Record excerpts START

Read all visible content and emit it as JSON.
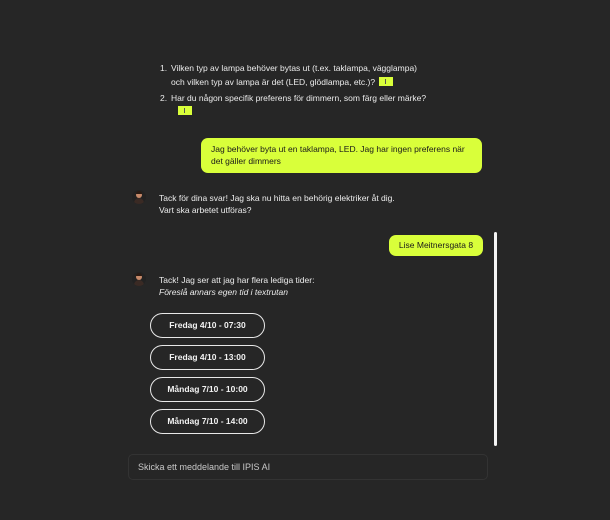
{
  "questions": [
    {
      "number": "1.",
      "lines": [
        "Vilken typ av lampa behöver bytas ut (t.ex. taklampa, vägglampa)",
        "och vilken typ av lampa är det (LED, glödlampa, etc.)?"
      ]
    },
    {
      "number": "2.",
      "lines": [
        "Har du någon specifik preferens för dimmern, som färg eller märke?"
      ]
    }
  ],
  "reply_1": "Jag behöver byta ut en taklampa, LED. Jag har ingen preferens när det gäller dimmers",
  "bot_message_1": {
    "line1": "Tack för dina svar! Jag ska nu hitta en behörig elektriker åt dig.",
    "line2": "Vart ska arbetet utföras?"
  },
  "reply_2": "Lise Meitnersgata 8",
  "bot_message_2": {
    "line1": "Tack! Jag ser att jag har flera lediga tider:",
    "line2": "Föreslå annars egen tid i textrutan"
  },
  "time_slots": [
    "Fredag 4/10 - 07:30",
    "Fredag 4/10 - 13:00",
    "Måndag 7/10 - 10:00",
    "Måndag 7/10 - 14:00"
  ],
  "composer": {
    "placeholder": "Skicka ett meddelande till IPIS AI"
  },
  "colors": {
    "background": "#262626",
    "accent": "#d9ff3a"
  },
  "icons": {
    "bot_avatar": "assistant-avatar",
    "reference_tag": "reference-tag-icon"
  }
}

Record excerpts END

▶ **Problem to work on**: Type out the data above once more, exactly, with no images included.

▶ **Exercise answer**:
Read all visible content and emit it as JSON.
{
  "questions": [
    {
      "number": "1.",
      "lines": [
        "Vilken typ av lampa behöver bytas ut (t.ex. taklampa, vägglampa)",
        "och vilken typ av lampa är det (LED, glödlampa, etc.)?"
      ]
    },
    {
      "number": "2.",
      "lines": [
        "Har du någon specifik preferens för dimmern, som färg eller märke?"
      ]
    }
  ],
  "reply_1": "Jag behöver byta ut en taklampa, LED. Jag har ingen preferens när det gäller dimmers",
  "bot_message_1": {
    "line1": "Tack för dina svar! Jag ska nu hitta en behörig elektriker åt dig.",
    "line2": "Vart ska arbetet utföras?"
  },
  "reply_2": "Lise Meitnersgata 8",
  "bot_message_2": {
    "line1": "Tack! Jag ser att jag har flera lediga tider:",
    "line2": "Föreslå annars egen tid i textrutan"
  },
  "time_slots": [
    "Fredag 4/10 - 07:30",
    "Fredag 4/10 - 13:00",
    "Måndag 7/10 - 10:00",
    "Måndag 7/10 - 14:00"
  ],
  "composer": {
    "placeholder": "Skicka ett meddelande till IPIS AI"
  },
  "colors": {
    "background": "#262626",
    "accent": "#d9ff3a"
  },
  "icons": {
    "bot_avatar": "assistant-avatar",
    "reference_tag": "reference-tag-icon"
  }
}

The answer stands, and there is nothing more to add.